Have you ever wondered how the word Gobó came about? Did Arrested Development character Will Arnett coin the term or did someone else use it? Here we’ll look at the Origin of the word, its meaning, and its translation to many other languages. After reading this article, you’ll know how the term came to be and why it’s used in the show. Hopefully, you’ll find it useful when you use it in conversation.
Arrested Development Character Will Arnett
Will Arnett, the actor who played George Oscar Gobó Bluth II on the hit NBC comedy series Arrested Development, recently opened up about his personal life and sobriety. While he has enjoyed a long, happy sobriety, he has also faced painful relapses. His most recent one occurred in 2016, the same year as his divorce from Amy Poehler. After that, he struggled to return to the set of Arrested Development season 4.
The series’ crazy plots have led to some of its most memorable episodes, like the episode centered around the murder of a high school student. Arrested Development’s crazy plots and crazy cast make for an entertaining episode. While this episode doesn’t quite work out the way it should, there are plenty of moments when the recurring characters come together. One such episode is “The Guilty Guys” in which Will Arnett plays an FBI agent named Mike Waldrup.
Origin of the Term Gobó
The word Gobó is an oblique reference to a showman. The character Gobó in the popular television show Arrest Development that sometimes referred to as a Gobó. He’s the arrogant and shameless lead singer of a pub cover band, a standup comic, or any other kind of awesome showman. The term has stuck around since then, but what’s its origin?
This expression is derive from the borderlands between northern England and southern Scotland. It first appear in print in the 1980s and will use by writers of gritty northern TV dramas such as Boys from the Blackstuff, which focuses on five Liverpudlian tarmac layers, and Coronation Street, a fictional suburb of Manchester. In 1986, Jeff Miller included the word in his glossary of common slang words.
Meaning of Gobsmacked
The origins of the word “gobsmacked” lie in the southern and northern English borderlands. It first appeared in print in the 1980s. The word originated in northern England, and was popularize by TV shows like Coronation Street and Boys from the Blackstuff. These shows are about five Liverpudlian tarmac layers who become ‘gobsmacked’ by something. Jeff Miller’s 1986 glossary of English words included the word “gobsmacked.”
The meaning of “gobsmacked” has many nuances, and is often difficult to pin down without a dictionary. Its origins date back to 1936, and its pronunciation varies from its English counterpart. However, Check Wikipedia to know it is most commonly use to refer to a sensation that causes a person to be flabbergast, astounded, or smacked in the mouth. Gobsmacking is also use to describe the experience of eating a gobstopper, a hard candy that is design to be suck on without chewing.

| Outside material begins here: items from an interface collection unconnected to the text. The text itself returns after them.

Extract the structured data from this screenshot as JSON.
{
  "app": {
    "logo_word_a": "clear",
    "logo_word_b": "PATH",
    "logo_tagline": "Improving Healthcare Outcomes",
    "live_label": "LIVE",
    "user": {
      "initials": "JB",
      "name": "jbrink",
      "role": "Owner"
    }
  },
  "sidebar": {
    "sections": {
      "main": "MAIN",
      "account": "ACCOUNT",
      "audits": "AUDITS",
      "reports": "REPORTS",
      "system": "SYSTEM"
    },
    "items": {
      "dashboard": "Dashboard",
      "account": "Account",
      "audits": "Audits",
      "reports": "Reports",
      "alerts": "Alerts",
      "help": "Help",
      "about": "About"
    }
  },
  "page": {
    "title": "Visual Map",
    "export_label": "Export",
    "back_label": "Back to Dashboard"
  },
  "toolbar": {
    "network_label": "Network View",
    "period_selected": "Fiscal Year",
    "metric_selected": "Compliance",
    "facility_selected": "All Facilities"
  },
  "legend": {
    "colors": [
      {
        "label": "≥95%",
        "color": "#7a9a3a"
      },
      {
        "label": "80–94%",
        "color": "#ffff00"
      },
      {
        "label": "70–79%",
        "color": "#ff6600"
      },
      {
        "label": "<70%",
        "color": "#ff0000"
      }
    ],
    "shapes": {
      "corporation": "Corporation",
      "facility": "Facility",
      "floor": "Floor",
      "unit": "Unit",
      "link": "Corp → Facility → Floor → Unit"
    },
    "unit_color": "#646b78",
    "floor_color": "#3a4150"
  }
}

Meaning of Gobsmacked in other Languages
The adjective “gobsmacked” means “completely surprised.” This word has its origin in English and Scottish slang, and is often use by English speakers. Its usage in other languages is largely the same, however. Here, we will look at gobsmacked’s meaning and pronunciation in French, German, Spanish, and Japanese. Hopefully, you’ll find the definition and pronunciation of gobsmacked helpful!

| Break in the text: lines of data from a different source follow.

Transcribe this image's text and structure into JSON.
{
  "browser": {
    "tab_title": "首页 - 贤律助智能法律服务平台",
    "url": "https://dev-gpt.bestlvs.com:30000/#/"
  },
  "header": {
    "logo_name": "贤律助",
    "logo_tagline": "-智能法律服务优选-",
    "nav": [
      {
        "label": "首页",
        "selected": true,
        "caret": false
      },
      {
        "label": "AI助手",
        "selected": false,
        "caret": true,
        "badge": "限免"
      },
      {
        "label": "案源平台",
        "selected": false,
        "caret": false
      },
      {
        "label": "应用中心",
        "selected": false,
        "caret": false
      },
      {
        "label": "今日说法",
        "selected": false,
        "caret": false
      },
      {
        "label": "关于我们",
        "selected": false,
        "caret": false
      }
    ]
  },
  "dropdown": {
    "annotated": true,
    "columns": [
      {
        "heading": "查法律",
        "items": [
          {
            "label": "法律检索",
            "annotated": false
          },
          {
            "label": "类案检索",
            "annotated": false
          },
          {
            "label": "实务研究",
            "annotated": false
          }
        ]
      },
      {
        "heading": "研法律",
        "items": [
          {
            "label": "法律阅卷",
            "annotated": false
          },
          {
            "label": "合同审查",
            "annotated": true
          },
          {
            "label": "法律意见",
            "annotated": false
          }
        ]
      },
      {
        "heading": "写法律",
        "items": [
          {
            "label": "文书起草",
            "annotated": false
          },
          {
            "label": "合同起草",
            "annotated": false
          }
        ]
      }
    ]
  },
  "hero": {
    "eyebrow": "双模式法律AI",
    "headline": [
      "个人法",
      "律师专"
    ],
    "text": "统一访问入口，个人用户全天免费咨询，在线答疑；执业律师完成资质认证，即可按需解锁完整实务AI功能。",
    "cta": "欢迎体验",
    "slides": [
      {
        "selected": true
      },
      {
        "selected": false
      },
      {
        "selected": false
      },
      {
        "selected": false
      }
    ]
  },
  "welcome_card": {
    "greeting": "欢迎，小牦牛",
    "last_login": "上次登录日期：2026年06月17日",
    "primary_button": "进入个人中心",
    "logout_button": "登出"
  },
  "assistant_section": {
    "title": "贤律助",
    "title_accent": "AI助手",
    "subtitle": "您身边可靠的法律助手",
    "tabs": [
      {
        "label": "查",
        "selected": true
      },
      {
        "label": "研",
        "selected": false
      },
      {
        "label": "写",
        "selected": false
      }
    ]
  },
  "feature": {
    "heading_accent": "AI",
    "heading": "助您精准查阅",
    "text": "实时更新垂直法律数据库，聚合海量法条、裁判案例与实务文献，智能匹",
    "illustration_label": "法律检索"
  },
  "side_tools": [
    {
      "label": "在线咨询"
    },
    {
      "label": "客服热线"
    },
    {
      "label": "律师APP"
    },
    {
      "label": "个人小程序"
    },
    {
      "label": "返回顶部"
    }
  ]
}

Although the word gobsmacked as an adjective dates from the 1930s, its history as spoken slang is much longer. It was first used in television series set in the northern borderlands, such as Boys from the Blackstuff, which is about five layers of tarmac in Liverpool, and Coronation Street, a fictional Manchester suburb. Jeff Miller included the word in his 1986 glossary of English slang, and the use of it has spread ever since.